THE PROBLEM
Output the records exactly, and drop each picture.

____ INFORMATION PROVIDED

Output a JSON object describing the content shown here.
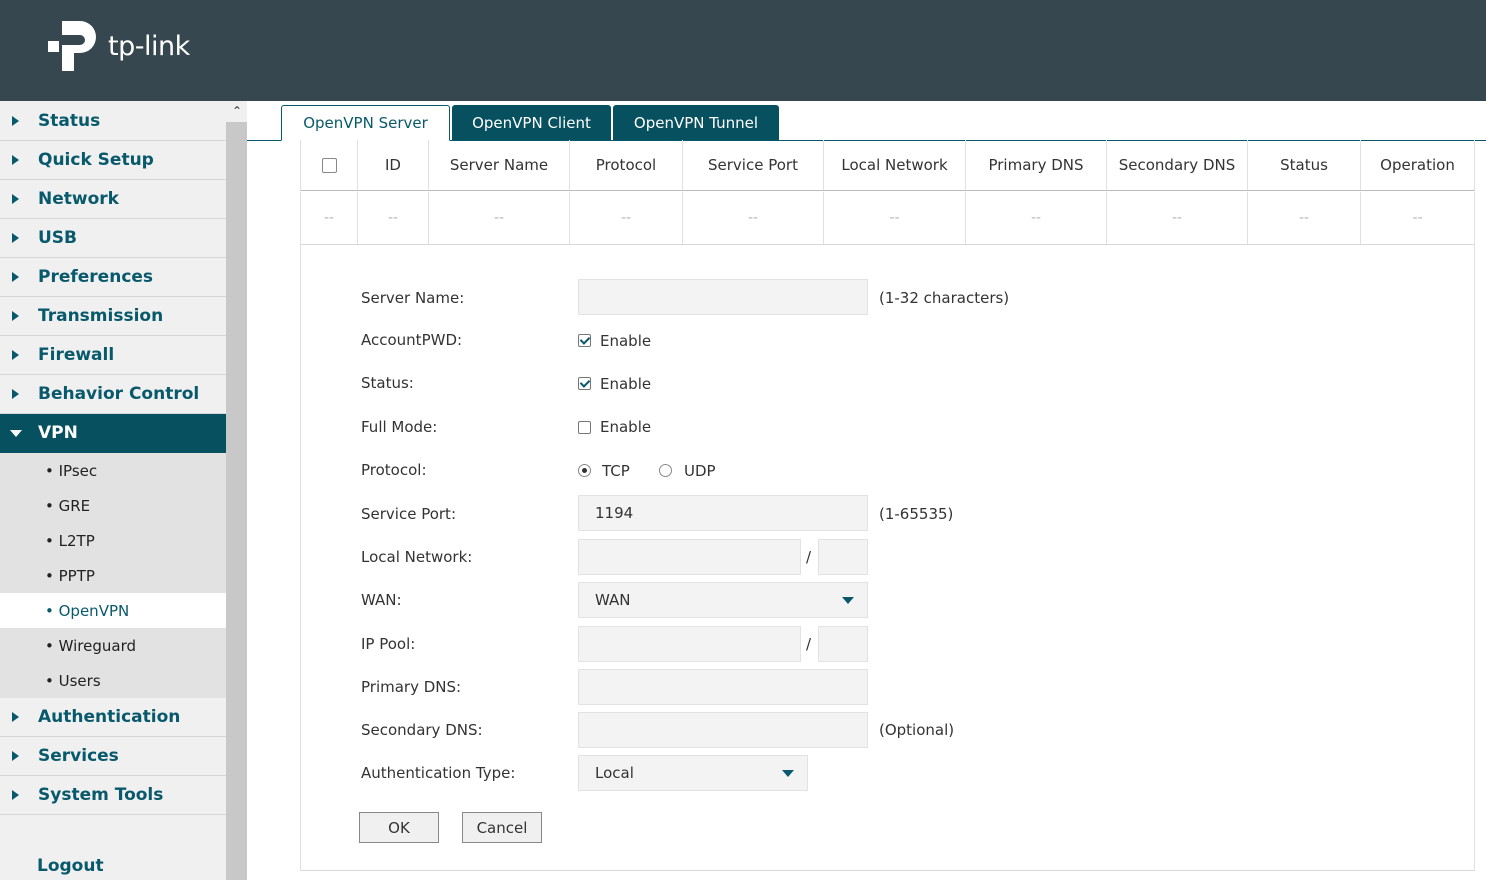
{
  "brand": {
    "logo_text": "tp-link"
  },
  "sidebar": {
    "items": [
      {
        "label": "Status"
      },
      {
        "label": "Quick Setup"
      },
      {
        "label": "Network"
      },
      {
        "label": "USB"
      },
      {
        "label": "Preferences"
      },
      {
        "label": "Transmission"
      },
      {
        "label": "Firewall"
      },
      {
        "label": "Behavior Control"
      },
      {
        "label": "VPN",
        "expanded": true
      },
      {
        "label": "Authentication"
      },
      {
        "label": "Services"
      },
      {
        "label": "System Tools"
      }
    ],
    "vpn_subitems": [
      {
        "label": "IPsec"
      },
      {
        "label": "GRE"
      },
      {
        "label": "L2TP"
      },
      {
        "label": "PPTP"
      },
      {
        "label": "OpenVPN",
        "selected": true
      },
      {
        "label": "Wireguard"
      },
      {
        "label": "Users"
      }
    ],
    "logout": "Logout"
  },
  "tabs": [
    {
      "label": "OpenVPN Server",
      "active": true
    },
    {
      "label": "OpenVPN Client"
    },
    {
      "label": "OpenVPN Tunnel"
    }
  ],
  "table": {
    "headers": [
      "ID",
      "Server Name",
      "Protocol",
      "Service Port",
      "Local Network",
      "Primary DNS",
      "Secondary DNS",
      "Status",
      "Operation"
    ],
    "empty_row": [
      "--",
      "--",
      "--",
      "--",
      "--",
      "--",
      "--",
      "--",
      "--",
      "--"
    ]
  },
  "form": {
    "server_name": {
      "label": "Server Name:",
      "value": "",
      "hint": "(1-32 characters)"
    },
    "account_pwd": {
      "label": "AccountPWD:",
      "checked": true,
      "option": "Enable"
    },
    "status": {
      "label": "Status:",
      "checked": true,
      "option": "Enable"
    },
    "full_mode": {
      "label": "Full Mode:",
      "checked": false,
      "option": "Enable"
    },
    "protocol": {
      "label": "Protocol:",
      "options": [
        "TCP",
        "UDP"
      ],
      "selected": "TCP"
    },
    "service_port": {
      "label": "Service Port:",
      "value": "1194",
      "hint": "(1-65535)"
    },
    "local_network": {
      "label": "Local Network:",
      "ip": "",
      "mask": "",
      "sep": "/"
    },
    "wan": {
      "label": "WAN:",
      "value": "WAN"
    },
    "ip_pool": {
      "label": "IP Pool:",
      "ip": "",
      "mask": "",
      "sep": "/"
    },
    "primary_dns": {
      "label": "Primary DNS:",
      "value": ""
    },
    "secondary_dns": {
      "label": "Secondary DNS:",
      "value": "",
      "hint": "(Optional)"
    },
    "auth_type": {
      "label": "Authentication Type:",
      "value": "Local"
    },
    "ok": "OK",
    "cancel": "Cancel"
  },
  "colors": {
    "header_bg": "#37474f",
    "accent": "#08596b",
    "active_bg": "#06505f"
  },
  "icons": {
    "scroll_up": "chevron-up-icon",
    "collapsed": "caret-right-icon",
    "expanded": "caret-down-icon",
    "dropdown": "caret-down-icon"
  }
}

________

EXERCISE RESULT
Output a JSON object describing the content shown here.
{
  "brand": {
    "logo_text": "tp-link"
  },
  "sidebar": {
    "items": [
      {
        "label": "Status"
      },
      {
        "label": "Quick Setup"
      },
      {
        "label": "Network"
      },
      {
        "label": "USB"
      },
      {
        "label": "Preferences"
      },
      {
        "label": "Transmission"
      },
      {
        "label": "Firewall"
      },
      {
        "label": "Behavior Control"
      },
      {
        "label": "VPN",
        "expanded": true
      },
      {
        "label": "Authentication"
      },
      {
        "label": "Services"
      },
      {
        "label": "System Tools"
      }
    ],
    "vpn_subitems": [
      {
        "label": "IPsec"
      },
      {
        "label": "GRE"
      },
      {
        "label": "L2TP"
      },
      {
        "label": "PPTP"
      },
      {
        "label": "OpenVPN",
        "selected": true
      },
      {
        "label": "Wireguard"
      },
      {
        "label": "Users"
      }
    ],
    "logout": "Logout"
  },
  "tabs": [
    {
      "label": "OpenVPN Server",
      "active": true
    },
    {
      "label": "OpenVPN Client"
    },
    {
      "label": "OpenVPN Tunnel"
    }
  ],
  "table": {
    "headers": [
      "ID",
      "Server Name",
      "Protocol",
      "Service Port",
      "Local Network",
      "Primary DNS",
      "Secondary DNS",
      "Status",
      "Operation"
    ],
    "empty_row": [
      "--",
      "--",
      "--",
      "--",
      "--",
      "--",
      "--",
      "--",
      "--",
      "--"
    ]
  },
  "form": {
    "server_name": {
      "label": "Server Name:",
      "value": "",
      "hint": "(1-32 characters)"
    },
    "account_pwd": {
      "label": "AccountPWD:",
      "checked": true,
      "option": "Enable"
    },
    "status": {
      "label": "Status:",
      "checked": true,
      "option": "Enable"
    },
    "full_mode": {
      "label": "Full Mode:",
      "checked": false,
      "option": "Enable"
    },
    "protocol": {
      "label": "Protocol:",
      "options": [
        "TCP",
        "UDP"
      ],
      "selected": "TCP"
    },
    "service_port": {
      "label": "Service Port:",
      "value": "1194",
      "hint": "(1-65535)"
    },
    "local_network": {
      "label": "Local Network:",
      "ip": "",
      "mask": "",
      "sep": "/"
    },
    "wan": {
      "label": "WAN:",
      "value": "WAN"
    },
    "ip_pool": {
      "label": "IP Pool:",
      "ip": "",
      "mask": "",
      "sep": "/"
    },
    "primary_dns": {
      "label": "Primary DNS:",
      "value": ""
    },
    "secondary_dns": {
      "label": "Secondary DNS:",
      "value": "",
      "hint": "(Optional)"
    },
    "auth_type": {
      "label": "Authentication Type:",
      "value": "Local"
    },
    "ok": "OK",
    "cancel": "Cancel"
  },
  "colors": {
    "header_bg": "#37474f",
    "accent": "#08596b",
    "active_bg": "#06505f"
  },
  "icons": {
    "scroll_up": "chevron-up-icon",
    "collapsed": "caret-right-icon",
    "expanded": "caret-down-icon",
    "dropdown": "caret-down-icon"
  }
}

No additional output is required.